come together, the tongue relaxes, and the current of air dams up behind the closed lips. Finally the lips open, and with a little explosive noise, the air escapes. The word "gap" has been spoken.
It must be clearly understood that each initiation and cessation of activity is carried out under the timing pattern and sequence of volleys of nervous impulses from the brain. Moreover, each of these activities involves speech structures that are paired. In one sense we can be said to have two tongues and four lips, and two of all the speech muscles. Those muscles on the right side of the body receive their nervous impulses from the left side of the cerebral cortex; the muscles on the left, from the motor areas on the right side of the brain. And yet, if such structures as the tongue are to work as units, it is obvious that both halves must get the appropriate impulses at the same instant. Experimentation has shown that this is exactly what happens in normal speech, although in stuttering the paired muscles frequently do not receive their volleys at the same time or in the same amount. The coördinating agency which compels the motor areas on the two sides of the brain to send equivalent volleys at the same time is thought to reside in the side of the brain opposite the preferred hand. In view of the complexity of the speech act, then, we can only wonder that there are so few speech defectives. As one phonetician phrased it, "If you want to perform a miracle, say the word 'pup.'"
1. Avery E., Dorsey J., and Sickels V. A., First Principles of Speech Training, Chapter 2, New York, D. Appleton-Century Co., 1931. A discussion of the physical and physiological bases of speech, including the physical properties of sound, the breathing apparatus, the speech mechanism, and the ear.
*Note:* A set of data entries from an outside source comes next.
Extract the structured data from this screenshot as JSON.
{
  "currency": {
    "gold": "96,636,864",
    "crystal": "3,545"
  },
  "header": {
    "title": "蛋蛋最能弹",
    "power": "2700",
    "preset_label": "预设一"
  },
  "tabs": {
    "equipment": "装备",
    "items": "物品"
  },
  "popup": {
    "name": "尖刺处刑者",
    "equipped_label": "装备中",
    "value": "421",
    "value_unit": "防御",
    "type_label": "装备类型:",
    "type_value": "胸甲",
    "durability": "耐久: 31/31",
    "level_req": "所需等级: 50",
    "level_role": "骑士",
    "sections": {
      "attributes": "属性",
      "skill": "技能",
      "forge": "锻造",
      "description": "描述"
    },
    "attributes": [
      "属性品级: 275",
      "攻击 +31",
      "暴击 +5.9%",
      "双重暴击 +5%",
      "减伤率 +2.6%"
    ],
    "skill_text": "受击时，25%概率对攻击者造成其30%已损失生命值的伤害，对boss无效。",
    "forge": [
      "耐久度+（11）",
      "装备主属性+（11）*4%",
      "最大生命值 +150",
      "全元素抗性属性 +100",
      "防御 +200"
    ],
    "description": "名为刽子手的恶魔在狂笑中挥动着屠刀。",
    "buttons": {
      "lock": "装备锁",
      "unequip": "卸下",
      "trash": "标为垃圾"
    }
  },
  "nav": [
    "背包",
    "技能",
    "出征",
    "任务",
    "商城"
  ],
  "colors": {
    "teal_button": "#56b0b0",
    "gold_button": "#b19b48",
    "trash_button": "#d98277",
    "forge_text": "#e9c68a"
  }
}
Anatomical drawings of parts of the respiratory organs and the speech organs are included.